(Extracted data begins)

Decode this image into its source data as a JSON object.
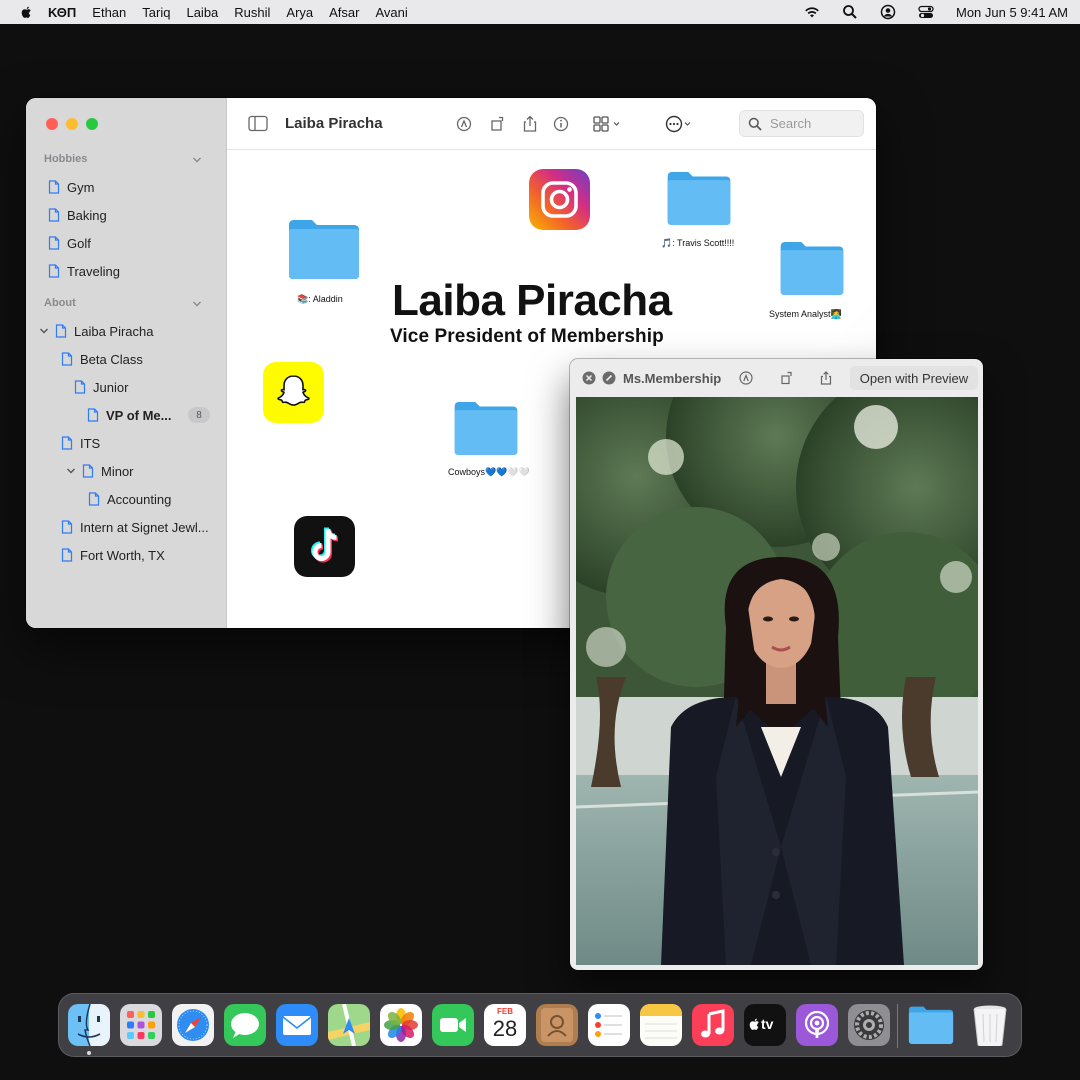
{
  "menubar": {
    "apple_icon": "apple-logo-icon",
    "items": [
      "ΚΘΠ",
      "Ethan",
      "Tariq",
      "Laiba",
      "Rushil",
      "Arya",
      "Afsar",
      "Avani"
    ],
    "status_icons": [
      "wifi-icon",
      "search-icon",
      "user-icon",
      "control-center-icon"
    ],
    "clock": "Mon Jun 5  9:41 AM"
  },
  "finder": {
    "title": "Laiba Piracha",
    "search_placeholder": "Search",
    "sidebar": {
      "sections": [
        {
          "label": "Hobbies",
          "items": [
            "Gym",
            "Baking",
            "Golf",
            "Traveling"
          ]
        },
        {
          "label": "About"
        }
      ],
      "tree": [
        {
          "label": "Laiba Piracha",
          "level": 0,
          "expanded": true
        },
        {
          "label": "Beta Class",
          "level": 1
        },
        {
          "label": "Junior",
          "level": 2
        },
        {
          "label": "VP of Me...",
          "level": 3,
          "selected": true,
          "badge": "8"
        },
        {
          "label": "ITS",
          "level": 1
        },
        {
          "label": "Minor",
          "level": 1,
          "expanded": true
        },
        {
          "label": "Accounting",
          "level": 2
        },
        {
          "label": "Intern at Signet Jewl...",
          "level": 1
        },
        {
          "label": "Fort Worth, TX",
          "level": 1
        }
      ]
    },
    "canvas": {
      "name": "Laiba Piracha",
      "role": "Vice President of Membership",
      "folders": [
        {
          "label": "📚: Aladdin"
        },
        {
          "label": "🎵: Travis Scott!!!!"
        },
        {
          "label": "System Analyst👩‍💻"
        },
        {
          "label": "Cowboys💙💙🤍🤍"
        }
      ],
      "apps": [
        "instagram-icon",
        "snapchat-icon",
        "tiktok-icon"
      ]
    }
  },
  "quicklook": {
    "title": "Ms.Membership",
    "open_button": "Open with Preview"
  },
  "dock": {
    "apps": [
      "Finder",
      "Launchpad",
      "Safari",
      "Messages",
      "Mail",
      "Maps",
      "Photos",
      "FaceTime",
      "Calendar",
      "Contacts",
      "Reminders",
      "Notes",
      "Music",
      "TV",
      "Podcasts",
      "System Settings",
      "Folder",
      "Trash"
    ],
    "calendar_month": "FEB",
    "calendar_day": "28",
    "tv_label": "tv"
  },
  "colors": {
    "accent": "#2e7cf6",
    "folder": "#5bb8f0",
    "snapchat": "#fffc00"
  }
}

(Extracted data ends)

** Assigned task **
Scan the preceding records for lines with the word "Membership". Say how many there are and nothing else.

** Answer to the exercise **
2